Yesterday, September 15, 2009, the Geneva Initiative released its long-awaited Annexes to its Model Israeli-Palestinian Peace Agreement. Among the various annexes was one pertaining to water. While not the most legally artful agreement, the accord is a remarkable and positive development in the pursuit of peace between the two peoples.
Among the more interesting points is the recognition by both parties that they both possess rights to water in water resources that traverse their political boundaries. This includes the Mountain aquifer and its various sub-basins, the Coastal Aquifer, the Jordan River, and the Dead Sea. This point has been a particularly important issue for the Palestinians who strive for nationhood and the respect due a sovereign people. A related and equally crucial issue for the Palestinians is the acknowledgment in the accord by Israel that a “just and rightful” allocation of water between the two peoples requires a “re-division” of shared water resources in favor of the Palestinians. The Palestinians have long claimed that Israel has taken more than its fair share and ignored the Palestinians’ rights to the water in the region.
In response, Israel’s concerns about the contamination of its water supply are partly addressed in the provisions related to both parties’ obligation to void causing significant transboundary harm via shared waters. The definition afforded to the term “harm” in this provision is rather broad in scope and encompasses detrimental effects not only to people and property, but also to the natural environment. Israel has voiced considerable misgivings about the Palestinian’s ability to manage wastewater and other pollutants in the highlands of the West Bank (part of the presumptive Palestinian State). This region is the recharge area for the Mountain Aquifer and any inflow of pollutants (which is already occurring to some extent) threatens Israel’s water supply in the lower reaches of the aquifer below Israel proper.
One other noteworthy provision in the Water Annex is the creation of a Joint Water Commission, which in its initial stage, would have some authority to adjust water allocations between the two states in response to “significant hydrologic and climatic changes.” What this may mean in practice remains to be seen, however, the creation of a joint commission composed of three representatives from each side with a voting “neutral chairman of another nationality” suggests a serious desire to develop a fair mechanism for cooperative water management and allocation.
Although a full analysis of the annex is beyond the scope of this simple posting, it suffices to say that the accord is a positive development in the search for peace in the region. That is not to say that the Water Annex (as well as some of the others) is not fraught with problems. In fact, there are numerous inconsistencies and amalgamation of disparate concepts that will require refinement, harmonization and clarification.

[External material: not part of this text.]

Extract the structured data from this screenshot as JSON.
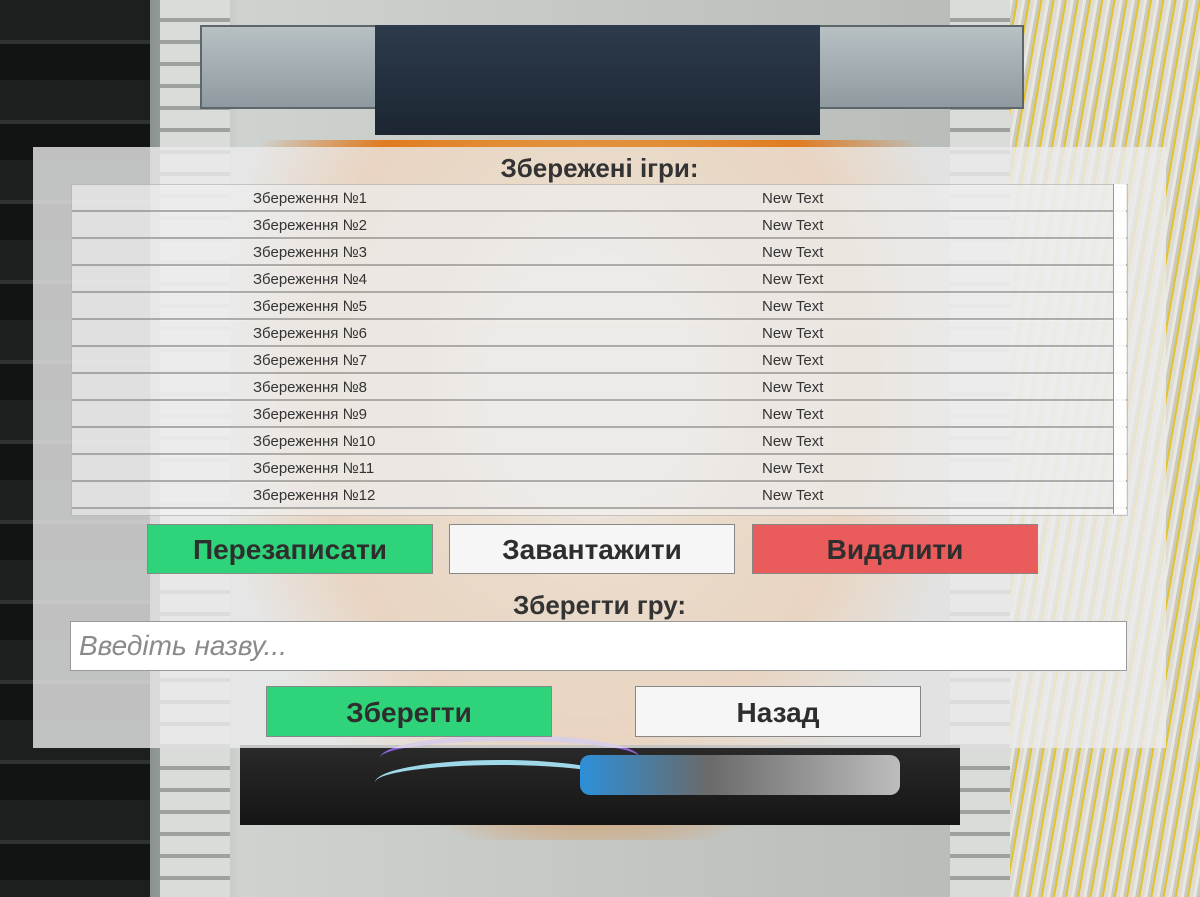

Nonetheless, the document and the entire model agreement signal a willingness to compromise by both sides, at least on the part of civil society. As with all of the annexes spearheaded by the Geneva Initiative, this document is the product of negotiations by Israeli and Palestinian civil society members (rather than politicians or diplomats), every day people who were fed up with the unending stalemate at the official levels. By sidestepping the political process, they sought to avoid the rhetoric and seek a compromise in the spirit of fairness and mutual respect. Their efforts deserve recognition not only by the press, but also by their fellow citizens and elected representatives on both sides.
I must note that I had the honor of serving as one of a number of neutral advisers in the initial negotiations of what became the Water Annex. In addition, while all those involved in the development of this model water accord should be commended for their efforts, it is noteworthy that the Annex was prepared in memory of Palestinian, Dr. Fadia Daibes Murad. It is truly a fitting tribute to her efforts.